“It’s hard to find an authentic pastor.”

I’ll never forget saying this after finally meeting my celebrity man crush. When I was fresh out of college I attended the church of this mega pastor who I had a mega obsession with. I had these preconceived ideas of how cool he was and how incredible it would be to know him personally.

And then I met him. He seemed so….fake. When I was around him, I just couldn’t connect. He constructed emotional walls so high that they were unscalable. I would never know him. I would never connect with him personally because, well, he wouldn’t allow it.

Looking back, I probably just needed to reevaluate my expectations. Did I think I was gonna get an inside look at a public figures life after knowing him for a few hours? Did I have unreasonable expectations? Probably. Actually, yes, absolutely my expectations were unreasonable. 

Either way, I walked away feeling frustrated.  Feeling like someone who I had lifted up and put on a pedestal, had let me down. He let me down because he wasn’t relatable. He let me down because all the sermons and videos I had seen made him seem so cool and relatable, but he wasn’t actually the person he projected himself to be, online.

This experience was the beginning of my own quest to become an authentic, relatable pastor. Over the years I’ve found that most pastors who are authentic are the least popular ones. They are authentic because they are FREE to be authentic. Seems like the more your popularity grows, the more people have expectations of you, and the more tempting it is to fall into one of two different traps: 

1) The people pleasing trap – which actually pleases nobody, it just makes you a decent, bearable, “nice guy” who has become really skilled at not making people mad.  


2) The arrogance trap – popularity has a way of causing a person to become so full of themselves that they do not see themselves the way others do. This is the kind of conceit that Paul warns Timothy about in 2 Timothy 3.

Anyway, I know this isn’t true 100% of time, but it tends to be my experience. The longer someone is a pastor, the less relatable and authentic they become over time. 

So what makes an authentic church leader or pastor?

Authenticity happens we who I really am matches the image I portray to others. “Esse guam videra,” means, “to be rather than to seem.”

I hardly ever trust pretty.
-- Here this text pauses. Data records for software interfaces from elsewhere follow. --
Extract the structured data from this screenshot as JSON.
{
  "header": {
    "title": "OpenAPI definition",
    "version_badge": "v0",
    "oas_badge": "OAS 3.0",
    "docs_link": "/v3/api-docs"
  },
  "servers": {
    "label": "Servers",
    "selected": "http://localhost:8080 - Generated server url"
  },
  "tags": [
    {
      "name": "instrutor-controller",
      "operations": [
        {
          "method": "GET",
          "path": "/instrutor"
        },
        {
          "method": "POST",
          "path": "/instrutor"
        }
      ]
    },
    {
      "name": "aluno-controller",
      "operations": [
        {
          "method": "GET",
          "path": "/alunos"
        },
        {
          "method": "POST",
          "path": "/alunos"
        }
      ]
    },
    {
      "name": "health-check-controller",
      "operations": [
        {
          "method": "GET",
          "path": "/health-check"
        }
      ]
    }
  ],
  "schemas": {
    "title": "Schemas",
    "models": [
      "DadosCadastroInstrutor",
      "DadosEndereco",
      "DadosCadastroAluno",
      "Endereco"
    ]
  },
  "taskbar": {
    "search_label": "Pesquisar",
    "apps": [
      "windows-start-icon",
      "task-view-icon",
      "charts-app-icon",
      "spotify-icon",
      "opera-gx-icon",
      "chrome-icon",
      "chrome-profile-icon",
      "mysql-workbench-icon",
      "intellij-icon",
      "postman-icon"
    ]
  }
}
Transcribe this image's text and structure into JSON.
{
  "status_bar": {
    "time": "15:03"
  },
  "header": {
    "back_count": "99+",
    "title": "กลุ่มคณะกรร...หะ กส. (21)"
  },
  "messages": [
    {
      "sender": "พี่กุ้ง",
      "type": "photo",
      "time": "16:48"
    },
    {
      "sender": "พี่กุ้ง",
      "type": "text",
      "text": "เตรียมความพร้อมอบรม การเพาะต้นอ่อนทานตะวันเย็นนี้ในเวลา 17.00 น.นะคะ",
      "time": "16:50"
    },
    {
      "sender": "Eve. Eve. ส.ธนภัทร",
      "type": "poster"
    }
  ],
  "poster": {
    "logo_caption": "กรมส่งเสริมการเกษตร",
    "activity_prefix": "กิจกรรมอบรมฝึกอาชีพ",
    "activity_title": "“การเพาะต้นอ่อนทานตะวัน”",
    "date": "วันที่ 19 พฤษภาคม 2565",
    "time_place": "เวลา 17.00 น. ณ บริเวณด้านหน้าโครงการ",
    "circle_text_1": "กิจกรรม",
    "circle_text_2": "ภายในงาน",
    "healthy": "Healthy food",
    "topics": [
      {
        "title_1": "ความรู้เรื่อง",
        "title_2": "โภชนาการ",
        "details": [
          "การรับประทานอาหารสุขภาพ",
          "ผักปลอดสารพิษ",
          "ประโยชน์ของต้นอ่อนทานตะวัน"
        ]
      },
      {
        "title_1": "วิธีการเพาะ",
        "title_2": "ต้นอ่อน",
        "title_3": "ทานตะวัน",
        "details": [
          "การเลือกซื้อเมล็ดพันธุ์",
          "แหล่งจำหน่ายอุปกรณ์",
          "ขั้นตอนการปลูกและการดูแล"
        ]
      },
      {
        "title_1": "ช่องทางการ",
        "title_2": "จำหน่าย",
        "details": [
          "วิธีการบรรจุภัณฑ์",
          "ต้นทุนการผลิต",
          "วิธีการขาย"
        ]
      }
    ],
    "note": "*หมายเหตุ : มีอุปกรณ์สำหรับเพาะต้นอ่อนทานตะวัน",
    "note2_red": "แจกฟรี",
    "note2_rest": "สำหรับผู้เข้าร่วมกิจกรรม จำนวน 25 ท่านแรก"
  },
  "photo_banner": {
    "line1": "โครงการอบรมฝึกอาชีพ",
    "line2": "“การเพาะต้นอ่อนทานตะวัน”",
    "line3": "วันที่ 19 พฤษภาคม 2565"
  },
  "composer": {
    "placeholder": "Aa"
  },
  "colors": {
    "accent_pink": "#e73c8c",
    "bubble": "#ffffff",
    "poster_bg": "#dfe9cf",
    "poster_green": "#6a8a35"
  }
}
I rarely trust polished. I never trust “perfect.” I like people to be realgenuinecredibledependablefaithful, and reliable. This is an authentic leader. An authentic pastor displays a whole bunch of evidence of HARMONY between their personal life, and the life they present to others. This means what you “present” is consistent with who you “actually are.”

This one thought has been the driving factor for my ministry in these past 3 years. I used to mimic and regurgitate sermons from popular pastors. I used to try so hard to impress people with slick presentations and stories. I used to do whatever it took to make people applaud me. 

Now, I’m just me. Like me or not, I’m me. I have zero desire to be cool and trendy. I don’t care if my popularity increases. I care if I’m true to Jesus, and true to myself…my real self. 

PS- I’m not currently on social media, and nobody reads my blog, so maybe you can share?